Why Business And Charity Are Two Sides Of The Same Coin by Eastnets’ Founder and CEO

2022-07-02 12:41

 

By Hazem Mulhim

Among the orange groves deep in the fertile Jordan Valley region of Ghor, Tabqet Fahel Shaikh Hussein , Ms. Amena explains how she and her family have benefited from a charitable project that funded a practical course on the breeding of honey bees. As she does so, she leans over one of the 30 hives that dot the local landscape, takes out a tray dripping with honey and covered with buzzing bees, and inspects the progress. With the honey from the hives, she has been able to generate a sustainable income in these most challenging times.

 

But more than this, she has been able to help her local community. Beehive management is a critical part of the region’s agricultural ecosystem: the bees not only produce honey but also facilitate the pollination of crops in the valley. Normally, the hives are moved from the valley floor to higher ground, where the bees can avoid the heat of summer and pollinate new crops. But this all but stopped at the start of the lockdown associated with the global coronavirus pandemic, devastating the local population of bees and threatening to damage the local economy. By intervening at this critical time, by moving the hives to higher ground and teaching farmers like Ms. Amena  the rudiments of beekeeping, the charitable project played a vital role.

 

The project is just one of many supported by the Rewell Society, a charitable foundation started thirty years ago by my father, Mohammed Ayyash Mulhim, who was a lawyer and businessman who spent his life standing up for the vulnerable and downtrodden in society. Back in 1992, the charity was called the Rehabilitation and Welfare Society. I changed the name when I became chairman after my father’s death in 2015 in order to reflect the charity’s strategy of helping poor, disadvantaged Jordanians find wellness and empowerment through work. But the animating principle remains the same: it is better to give people the tools for succeeding in the long term than to dole out cash to them for spending in the short term because once they have the skills, they never lose them—whereas if they only have some cash handouts, they soon come back for more.

 

As I explain in a chapter entitled “Why I Do What I Do” in my new book, Two Brown Envelopes, the work of the Rewell Society is very personal to me—and not only because my father launched the charity.

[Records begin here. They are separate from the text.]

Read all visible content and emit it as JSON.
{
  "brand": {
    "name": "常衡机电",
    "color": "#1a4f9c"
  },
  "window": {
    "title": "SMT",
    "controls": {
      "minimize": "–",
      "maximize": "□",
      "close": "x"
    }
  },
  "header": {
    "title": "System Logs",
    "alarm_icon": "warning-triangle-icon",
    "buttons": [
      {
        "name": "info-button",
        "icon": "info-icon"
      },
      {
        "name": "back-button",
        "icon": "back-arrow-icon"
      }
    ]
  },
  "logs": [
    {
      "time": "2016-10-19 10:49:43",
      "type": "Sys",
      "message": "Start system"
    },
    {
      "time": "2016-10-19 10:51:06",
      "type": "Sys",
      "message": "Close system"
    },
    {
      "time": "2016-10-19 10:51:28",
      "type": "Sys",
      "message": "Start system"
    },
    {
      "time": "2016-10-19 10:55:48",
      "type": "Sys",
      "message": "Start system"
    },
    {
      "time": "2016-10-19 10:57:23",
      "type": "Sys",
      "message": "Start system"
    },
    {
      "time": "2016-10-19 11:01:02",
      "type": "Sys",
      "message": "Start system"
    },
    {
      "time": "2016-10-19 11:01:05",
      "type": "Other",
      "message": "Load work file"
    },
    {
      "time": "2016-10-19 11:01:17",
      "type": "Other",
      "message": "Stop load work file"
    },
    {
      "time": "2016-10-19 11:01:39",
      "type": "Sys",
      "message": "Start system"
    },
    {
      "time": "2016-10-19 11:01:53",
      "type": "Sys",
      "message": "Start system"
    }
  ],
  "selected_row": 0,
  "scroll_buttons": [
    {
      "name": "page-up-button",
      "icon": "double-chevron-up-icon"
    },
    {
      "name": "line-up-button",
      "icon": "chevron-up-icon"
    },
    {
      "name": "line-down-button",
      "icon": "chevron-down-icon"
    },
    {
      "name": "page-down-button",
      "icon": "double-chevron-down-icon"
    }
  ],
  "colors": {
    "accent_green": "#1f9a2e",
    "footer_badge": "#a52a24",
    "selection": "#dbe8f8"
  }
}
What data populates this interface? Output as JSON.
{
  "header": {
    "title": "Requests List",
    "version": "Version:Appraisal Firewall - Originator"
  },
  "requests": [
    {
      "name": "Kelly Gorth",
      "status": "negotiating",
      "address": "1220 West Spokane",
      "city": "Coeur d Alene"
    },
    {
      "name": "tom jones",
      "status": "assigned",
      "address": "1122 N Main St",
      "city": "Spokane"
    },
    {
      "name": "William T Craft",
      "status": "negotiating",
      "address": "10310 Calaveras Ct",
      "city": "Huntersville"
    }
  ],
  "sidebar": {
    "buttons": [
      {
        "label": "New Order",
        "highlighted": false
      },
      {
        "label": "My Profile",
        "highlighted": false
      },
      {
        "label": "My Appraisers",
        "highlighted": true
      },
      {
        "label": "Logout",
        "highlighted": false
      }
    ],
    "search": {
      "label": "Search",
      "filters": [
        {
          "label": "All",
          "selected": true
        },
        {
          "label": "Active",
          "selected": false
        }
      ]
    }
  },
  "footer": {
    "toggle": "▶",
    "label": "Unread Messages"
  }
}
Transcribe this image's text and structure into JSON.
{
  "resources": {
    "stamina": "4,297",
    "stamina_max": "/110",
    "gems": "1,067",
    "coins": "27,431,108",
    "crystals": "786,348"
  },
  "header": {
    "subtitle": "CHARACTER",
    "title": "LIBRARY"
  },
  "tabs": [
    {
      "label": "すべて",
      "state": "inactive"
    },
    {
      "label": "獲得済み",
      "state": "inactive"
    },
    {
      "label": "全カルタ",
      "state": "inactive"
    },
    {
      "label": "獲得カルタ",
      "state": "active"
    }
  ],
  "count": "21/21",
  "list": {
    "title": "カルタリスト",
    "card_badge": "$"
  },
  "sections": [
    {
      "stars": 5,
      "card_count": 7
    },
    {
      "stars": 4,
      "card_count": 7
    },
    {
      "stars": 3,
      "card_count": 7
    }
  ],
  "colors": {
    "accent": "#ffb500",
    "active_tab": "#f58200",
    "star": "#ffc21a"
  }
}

Eastnets, the technology company I founded forty years ago, is the Society’s main corporate partner. Every year, Eastnets donates funds, and many employees pledge a portion of their annual salary. We make these contributions because, to a significant degree, the work of the charity is an extension of what we do in our day-to-day work. In a sense, the business and the charity are two side of the same coin. At Eastnets, our core purpose—as a global provider of compliance, payment and cloud solutions to ten per cent of the world’s banks—is to give people the tools to connect with each other and to participate in the global economy. In a different way, that’s precisely what the Rewell Society does, too.

 

Over the years, Rewell has provided more than forty thousand poor and underprivileged Jordanians with the vocational skills—the tools—they need to succeed in this fast-changing, increasingly digital world. More recently, there has been a particular focus on helping women in the Jordan valley participate in the local economy—in particular, supporting entrepreneurial projects related to farming activities such as cattle-rearing and, as I’ve mentioned, beehive management. Now, we are starting to expand the work of the charity, and to do this, we have built a crowdfunding website that allows people to co-fund projects with. Currently, there are 20 projects at various stages of fundraising—including a recycling project (turning discarded plastic containers, paper and metals into profitable new products), a fish farming project, and a hydroponics farming project (where plants are raised in water rather than soil). In due course, we plan to turn the website into an ecommerce hub where participating farmers can sell their produce to buyers across Jordan.

 

At Rewell, we don’t just donate money. Instead, we take a venture capital approach to every project. Each supported family is given a sum of money, say 1,000 Jordanian dinars (about $1,400), that must be used for very specific purposes: the purchase of some agricultural machinery or some seeds. In a very real sense, this is seed corn funding. Then, the families have to pass certain milestones, and only after this will they receive a further injection of funds. And finally, when they come to sell their products—say, some honey—they must give 20 per cent of the proceeds to the charity, which then reinvests the money in other projects.

 

By introducing this partial payback mechanism, we hope to raise the funds to help many more people like Ms.Amena  in the years ahead. Indeed, we hope to free thousands of people from the curse of poverty and create a generation of self-reliant, entrepreneurially-minded farmers across the Jordan Valley.

 

If we can do this at Rewell, we will fulfil a purpose shared with Eastnets: to give people the tools (the equipment, the skills and the confidence) they need to participate in the global economy.

 

Eastnets’ Founder and CEO Hazem Mulhim’s new book, Two Brown Envelopes: How to Shrug Off Setbacks, Bounce Back from Failure, and Build a Global Business (Houndstooth Press, 2022) is now available on Amazon and Rakuten Kobo.